- The product comes in a small jar.
- The container is not ideal for dipping.
Garden Safe Brand TakeRoot Rooting Hormone
The Garden Safe Brand TakeRoot Rooting Hormone helps your cuttings root successfully. You just need to moisten the side of your cutting and then stir it in this powder. Stick the cutting in soil, and you’re all set.
- Ready to use, making applications a breeze
- Allows you to propagate a wide variety of plants via cuttings, including woody ornamentals and roses
- Makes your plants root faster before the leaves can dry out
- Very few complaints about the plants not rooting at all
- Because it is in powder form, you should be careful that it doesn’t get in your eyes or left on your skin for a long time
Answer: Now that you know that root stimulators contain hormones found in plants, you might ask if you really need them.
The short answer is yes. Root stimulators encourage your plants’ root systems to be stronger and sturdier. As such, a healthy rooting system will help your plants thrive.
Answer: If you use a rooting hormone, the roots will begin growing in two weeks to two months. It will depend on what type of plant you’re propagating, the plant’s natural rooting pace, and the season. Hardwood plants can take longer to root.
Answer: Fertilizers are products that force your plants to grow. It can actually be bad for your plants if you continue fertilizing them when they’re dormant. As such, you are told to stop fertilizing during the winter because the plants are not actively blooming or producing food.
Not so for rooting stimulators.

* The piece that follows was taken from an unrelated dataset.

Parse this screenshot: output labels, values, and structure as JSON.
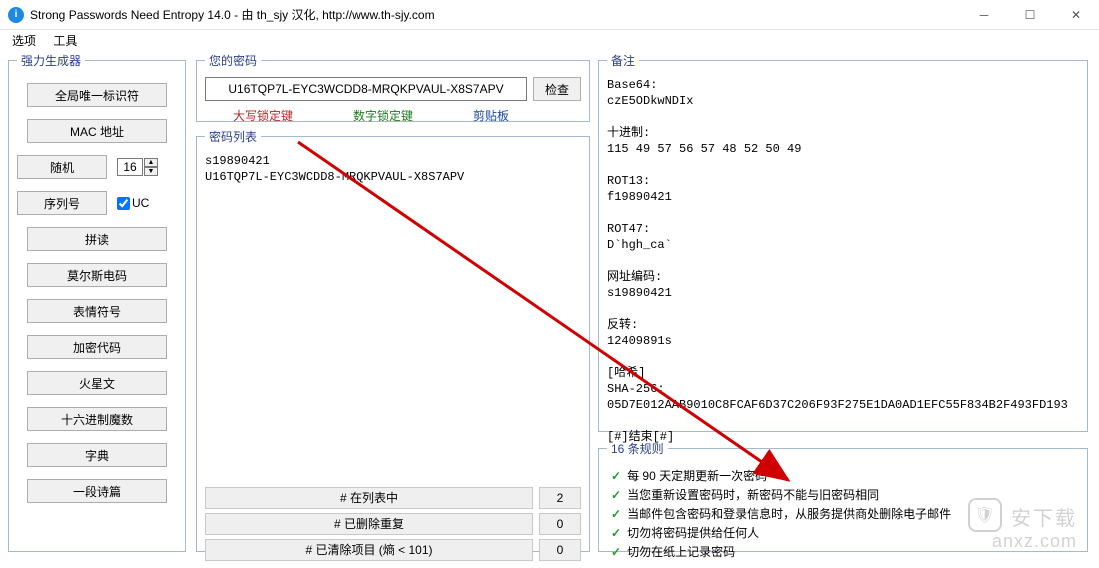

You can continue giving your plant root stimulators to help them prepare for the next growing season where they’d have strong rooting systems.
Answer: We’ve all heard that myth. You can dip a cutting in cinnamon powder of aloe vera gel, which will help the roots grow.
Other things suggested as a replacement for root stimulators are honey, cow dung, willow juice, and turmeric. However, these materials are not hormones. They will not help your cutting from roots.
Find the Best Root Stimulator for Healthier Plants!
With the best root stimulator, it’s not an exaggeration to say that you’re fertilizing the roots. Giving the roots the substances they need to branch out and produce new growth with a product that uses ingredients derived from plants. You simply can’t go wrong with that!
- Pune Mirror: Rooting for Hormones
- Gulley Greenhouse and Garden Center: Use Root Stimulator in All Seasons!
- UCSB Sceience Line: Why do plants need oxygen
- Stem Learning: The effects of IAA on root growth
- Hindawi: Effect of Naphthalene Acetic Acid on the Adventitious Rooting in Shoot Cuttings of Andrographis paniculata (Burm.f.) Wall. ex Nees: An Important Therapeutical Herb
- National Library of Medicine: Differential effects of 1-naphthaleneacetic acid, indole-3-acetic acid and 2,4-dichlorophenoxyacetic acid on the gravitropic response of roots in an auxin-resistant mutant of arabidopsis, aux1